Only 10% of us will die a sudden death. At the end of life, 90% of us will go through a prolonged illness before the end comes.
Frightening? Two people who are not afraid to think about it are arguing the point out in the Minneapolis Star Tribune: “Suicide is not the answer to Lou Gehrig’s disease”.
The author, Bruce Kramer, quotes an article, “How to die with grace”, by Dudley Clendinen who has Amyotrophic Lateral Sclerosis (Lou Gehrig‘s disease). Clendinen has decided to kill himself before he loses the ability to do the deed. Not wanting to be:
a conscious but motionless, mute, withered, incontinent mummy of my former self.

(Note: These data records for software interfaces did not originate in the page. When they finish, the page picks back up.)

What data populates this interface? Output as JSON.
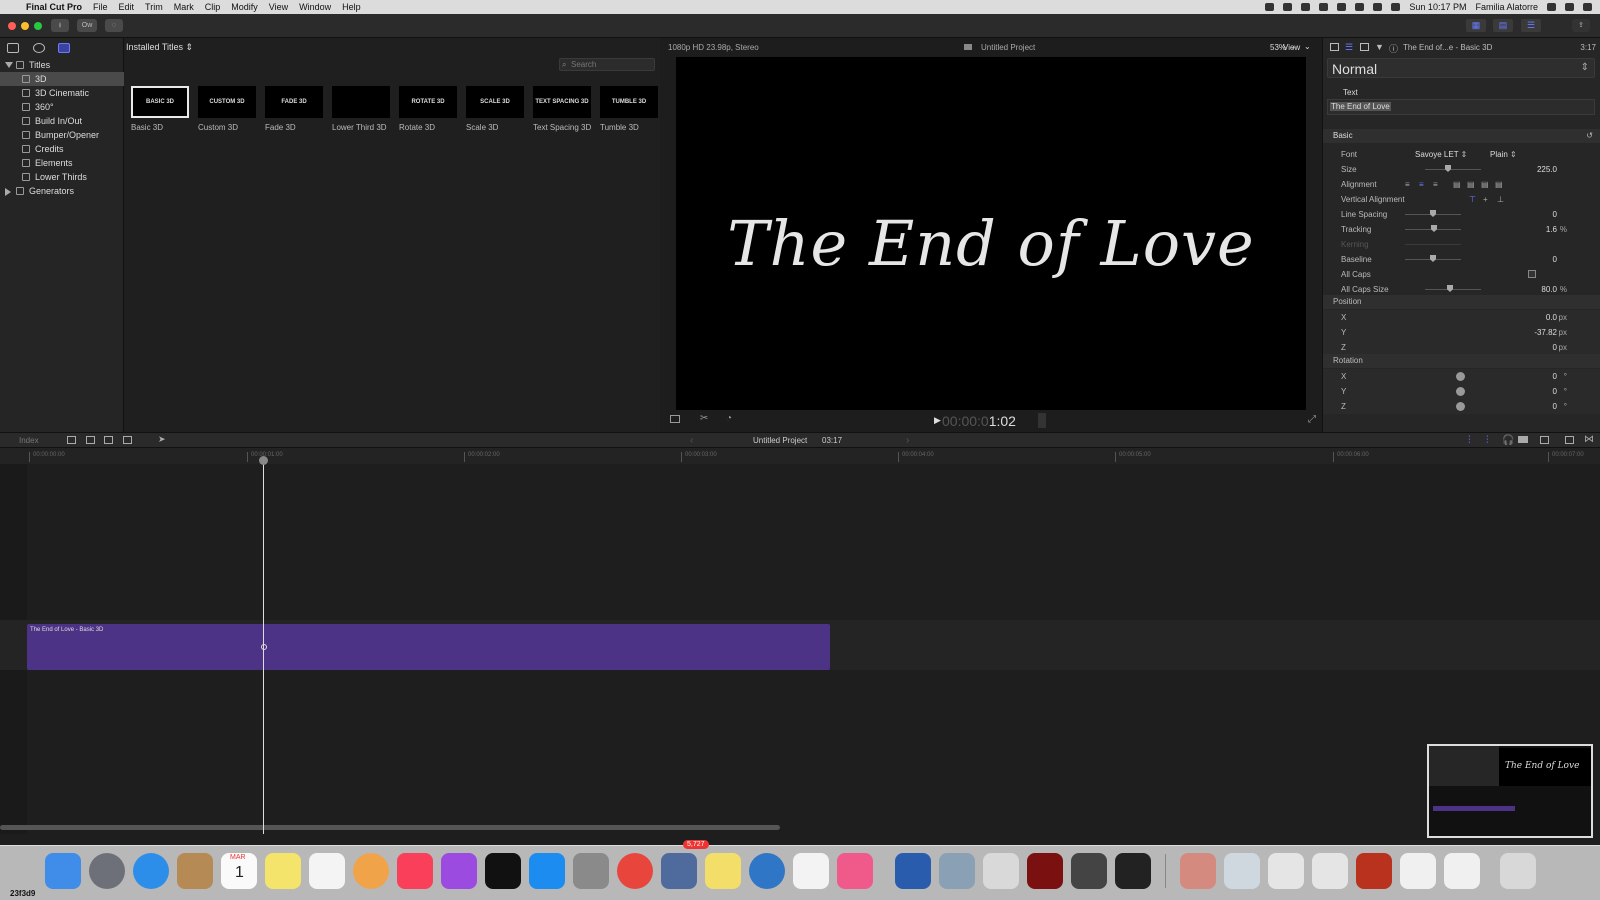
{
  "menubar": {
    "app": "Final Cut Pro",
    "menus": [
      "File",
      "Edit",
      "Trim",
      "Mark",
      "Clip",
      "Modify",
      "View",
      "Window",
      "Help"
    ],
    "datetime": "Sun 10:17 PM",
    "user": "Familia Alatorre"
  },
  "toolbar": {
    "ow_label": "Ow"
  },
  "sidebar": {
    "root": "Titles",
    "items": [
      "3D",
      "3D Cinematic",
      "360°",
      "Build In/Out",
      "Bumper/Opener",
      "Credits",
      "Elements",
      "Lower Thirds"
    ],
    "selected": "3D",
    "generators": "Generators"
  },
  "browser": {
    "header": "Installed Titles",
    "search_placeholder": "Search",
    "titles": [
      {
        "thumb": "BASIC 3D",
        "label": "Basic 3D"
      },
      {
        "thumb": "CUSTOM 3D",
        "label": "Custom 3D"
      },
      {
        "thumb": "FADE 3D",
        "label": "Fade 3D"
      },
      {
        "thumb": "",
        "label": "Lower Third 3D"
      },
      {
        "thumb": "ROTATE 3D",
        "label": "Rotate 3D"
      },
      {
        "thumb": "SCALE 3D",
        "label": "Scale 3D"
      },
      {
        "thumb": "TEXT SPACING 3D",
        "label": "Text Spacing 3D"
      },
      {
        "thumb": "TUMBLE 3D",
        "label": "Tumble 3D"
      }
    ]
  },
  "viewer": {
    "format": "1080p HD 23.98p, Stereo",
    "project": "Untitled Project",
    "zoom": "53%",
    "view_menu": "View",
    "title_text": "The End of Love",
    "timecode_dim": "00:00:0",
    "timecode_bright": "1:02"
  },
  "inspector": {
    "header_title": "The End of...e - Basic 3D",
    "duration": "3:17",
    "preset": "Normal",
    "text_label": "Text",
    "text_value": "The End of Love",
    "basic_label": "Basic",
    "font_label": "Font",
    "font_value": "Savoye LET",
    "font_style": "Plain",
    "rows": [
      {
        "k": "Size",
        "v": "225.0",
        "u": ""
      },
      {
        "k": "Alignment",
        "v": "",
        "u": ""
      },
      {
        "k": "Vertical Alignment",
        "v": "",
        "u": ""
      },
      {
        "k": "Line Spacing",
        "v": "0",
        "u": ""
      },
      {
        "k": "Tracking",
        "v": "1.6",
        "u": "%"
      },
      {
        "k": "Kerning",
        "v": "",
        "u": ""
      },
      {
        "k": "Baseline",
        "v": "0",
        "u": ""
      },
      {
        "k": "All Caps",
        "v": "",
        "u": ""
      },
      {
        "k": "All Caps Size",
        "v": "80.0",
        "u": "%"
      }
    ],
    "position_label": "Position",
    "position": [
      {
        "k": "X",
        "v": "0.0",
        "u": "px"
      },
      {
        "k": "Y",
        "v": "-37.82",
        "u": "px"
      },
      {
        "k": "Z",
        "v": "0",
        "u": "px"
      }
    ],
    "rotation_label": "Rotation",
    "rotation": [
      {
        "k": "X",
        "v": "0",
        "u": "°"
      },
      {
        "k": "Y",
        "v": "0",
        "u": "°"
      },
      {
        "k": "Z",
        "v": "0",
        "u": "°"
      }
    ]
  },
  "timeline": {
    "index_label": "Index",
    "project": "Untitled Project",
    "duration": "03:17",
    "ruler": [
      "00:00:00:00",
      "00:00:01:00",
      "00:00:02:00",
      "00:00:03:00",
      "00:00:04:00",
      "00:00:05:00",
      "00:00:06:00",
      "00:00:07:00"
    ],
    "clip_label": "The End of Love - Basic 3D"
  },
  "pip": {
    "title": "The End of Love"
  },
  "dock": {
    "badge": "5,727",
    "calendar_month": "MAR",
    "calendar_day": "1",
    "corner_text": "23f3d9"
  },
  "colors": {
    "accent": "#6b7cff",
    "clip": "#4d3385"
  }
}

Kramer then quotes David Brooks who wrote in the New York Times about Clendinen’s article bringing in the issue of cost of treatment – with the arrogance of a TAB (Temporarily able-bodied) person, as Kramer puts it. Brooks brings the argument down from the level of meaning of life, to the sordid question of money.
To Brooks, Kramer says:
Managing Lou (the disease) is expensive, but not managing it is immoral.
Bruce Kramer does not subscribe to either argument, he does not plan to end it all the Clendenin way, he means to find meaning in his life and in the course of disease and concludes:
Aging is the ultimate chronic disease. Each of us will have to learn its meaningful management. None of us has special knowledge